I have thought of an algorithm that would find all top-ranked optimal solutions. Here, **the optimal solution would be solutions that are close to the best solution possible**, which would be the solution that has the lowest price and duration, so optimize both the price and the duration. Of course, this best solution possible might exist or not, and we define this solution by associating the vector of optimal cost which is:

The minimum of the total price and total duration are found within values in the solutions (=valid trips). I then, for each solution *s* in the set of all solutions *S*, calculate the value of alpha, that verifies:

**The goal is to rank solutions based on their value of alpha**, which represent in some way, the "distance" to the *best solution possible*. The smaller the value of alpha, the better the solution is. I choose the maximum of the ratio between the given solution price and duration because, the maximum of both is representative of the fact that this objective "penalize “the given solution.

The following figure shows the top 100 optimal solutions found by this algorithm.

The problem with this algorithm is that **it favors solutions with low total duration**, since the range of the total duration is smaller than the total price's one. Therefore, the maximum in the alpha expression will most of the time be the total price ratio, so the value of alpha will be great.

Instead of calculating alpha, we use the Euclidean distance between a given solution to the best solution possible. The vector used to compute this distance is of course the vector composed by the total price and total duration. Here's the result:

Unfortunately, this method, similarly to the previous one, favors solutions with low price for the same reason. What we would like to obtain is solutions that are not favored by a specific objective due to its distribution, but both objectives, regardless their range.

The idea to address the problem in the previous algorithm,** is not to "bias" against a particular objective**. We would like somehow to "standardize" all the objectives. This is where the Mahalanobis distance helps. Simply put, the Mahalanobis distance is a generalized version of the Euclidean distance, and is somehow a "weighted Euclidean distance". It basically "normalizes" all the components in the vector. The rigorous definition is described in here, for this project, I am going to use the implementation of this metric which is include in the Python's Scipy library. Especially the cdist function is used and the *metric *parameter is set to *Mahalanobis*. The following figure shows the result of the method:
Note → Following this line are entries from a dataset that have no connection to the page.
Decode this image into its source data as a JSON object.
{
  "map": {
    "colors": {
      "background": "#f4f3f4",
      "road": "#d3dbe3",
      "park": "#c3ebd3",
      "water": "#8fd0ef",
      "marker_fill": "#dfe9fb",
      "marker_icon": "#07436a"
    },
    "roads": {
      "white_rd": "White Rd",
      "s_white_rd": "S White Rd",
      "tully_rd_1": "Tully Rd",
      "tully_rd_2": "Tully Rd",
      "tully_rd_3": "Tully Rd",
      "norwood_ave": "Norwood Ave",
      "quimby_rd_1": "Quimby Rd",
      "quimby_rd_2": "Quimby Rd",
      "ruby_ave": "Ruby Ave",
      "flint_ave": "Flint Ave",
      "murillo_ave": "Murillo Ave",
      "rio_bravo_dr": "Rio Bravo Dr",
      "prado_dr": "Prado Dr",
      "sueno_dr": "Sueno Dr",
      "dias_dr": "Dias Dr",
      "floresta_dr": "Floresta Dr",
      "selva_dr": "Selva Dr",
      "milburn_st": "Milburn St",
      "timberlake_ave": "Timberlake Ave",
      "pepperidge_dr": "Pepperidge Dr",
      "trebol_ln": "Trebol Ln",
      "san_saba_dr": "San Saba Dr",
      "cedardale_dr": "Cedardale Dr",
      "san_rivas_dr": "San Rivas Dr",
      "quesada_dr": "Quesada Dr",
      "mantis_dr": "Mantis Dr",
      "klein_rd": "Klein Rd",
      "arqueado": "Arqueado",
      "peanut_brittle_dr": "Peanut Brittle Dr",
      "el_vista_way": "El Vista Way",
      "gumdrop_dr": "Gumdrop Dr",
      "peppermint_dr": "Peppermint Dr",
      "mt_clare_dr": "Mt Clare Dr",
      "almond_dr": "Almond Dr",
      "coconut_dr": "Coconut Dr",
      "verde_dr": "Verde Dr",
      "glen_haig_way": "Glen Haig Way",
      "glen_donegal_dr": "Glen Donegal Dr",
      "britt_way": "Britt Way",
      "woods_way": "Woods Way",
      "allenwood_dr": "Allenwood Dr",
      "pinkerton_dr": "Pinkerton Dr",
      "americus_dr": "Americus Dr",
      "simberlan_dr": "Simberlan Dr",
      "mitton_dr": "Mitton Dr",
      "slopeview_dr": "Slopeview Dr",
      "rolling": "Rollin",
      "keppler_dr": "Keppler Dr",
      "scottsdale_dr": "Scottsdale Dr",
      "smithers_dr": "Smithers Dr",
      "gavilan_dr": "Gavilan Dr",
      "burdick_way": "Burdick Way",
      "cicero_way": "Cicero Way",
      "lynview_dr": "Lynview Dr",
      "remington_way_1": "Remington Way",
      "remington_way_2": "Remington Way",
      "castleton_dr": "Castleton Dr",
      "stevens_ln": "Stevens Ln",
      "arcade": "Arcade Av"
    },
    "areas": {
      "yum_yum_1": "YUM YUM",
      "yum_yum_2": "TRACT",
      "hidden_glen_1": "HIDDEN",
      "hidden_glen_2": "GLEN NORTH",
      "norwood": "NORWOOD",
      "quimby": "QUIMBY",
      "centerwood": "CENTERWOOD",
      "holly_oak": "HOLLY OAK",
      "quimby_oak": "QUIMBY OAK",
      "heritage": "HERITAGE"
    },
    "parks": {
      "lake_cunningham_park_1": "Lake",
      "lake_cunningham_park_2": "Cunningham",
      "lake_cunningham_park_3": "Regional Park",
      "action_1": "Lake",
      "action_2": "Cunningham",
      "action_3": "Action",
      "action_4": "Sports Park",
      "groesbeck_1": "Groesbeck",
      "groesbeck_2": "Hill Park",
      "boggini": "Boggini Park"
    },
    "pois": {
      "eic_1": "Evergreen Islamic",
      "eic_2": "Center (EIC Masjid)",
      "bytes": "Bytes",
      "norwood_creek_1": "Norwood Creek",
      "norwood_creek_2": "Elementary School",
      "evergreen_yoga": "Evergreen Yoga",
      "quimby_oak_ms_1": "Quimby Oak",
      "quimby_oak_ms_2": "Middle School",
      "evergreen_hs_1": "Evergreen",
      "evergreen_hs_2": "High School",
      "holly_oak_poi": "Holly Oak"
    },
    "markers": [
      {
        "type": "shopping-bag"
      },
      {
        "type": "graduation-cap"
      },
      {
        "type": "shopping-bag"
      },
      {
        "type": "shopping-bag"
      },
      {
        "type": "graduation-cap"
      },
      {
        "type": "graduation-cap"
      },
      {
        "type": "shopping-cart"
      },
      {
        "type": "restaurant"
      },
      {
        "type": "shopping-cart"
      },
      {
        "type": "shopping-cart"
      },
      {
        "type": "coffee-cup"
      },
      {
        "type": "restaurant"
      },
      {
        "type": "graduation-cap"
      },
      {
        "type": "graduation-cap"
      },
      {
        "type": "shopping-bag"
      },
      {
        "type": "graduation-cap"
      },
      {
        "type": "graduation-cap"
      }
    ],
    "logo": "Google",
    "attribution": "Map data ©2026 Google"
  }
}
With this method, I manage to find a ranked subset of optimal solutions, that take into account both the total price and total duration objectives. Once the ranked optimal solutions found, I have written a function using Python’s Pandas to retrieve flights information related to these optimal solutions. This method can also be applied for more than two objectives optimization problem.

In this project divided into a serie of three part, I explained how to fully design from scratch a model for multiple transfers flight routes, using different technologies and implementing original algorithms for the Multi-Objective Shortest Paths problems. This implementation is scalable and easy to follow. The difficult parts include, amongst others, designing different models that lead steadily to a final and satisfying model and always seeking for the best performance in term of query time.

The starting point was a mere dataset file, and before being able to start thinking of any algorithms, different steps are required, such as cleaning the dataset, migrating to a different but more suitable type of database, turning the problem into a graph searching problem etc.

For the complete code, please check my GitHub repository.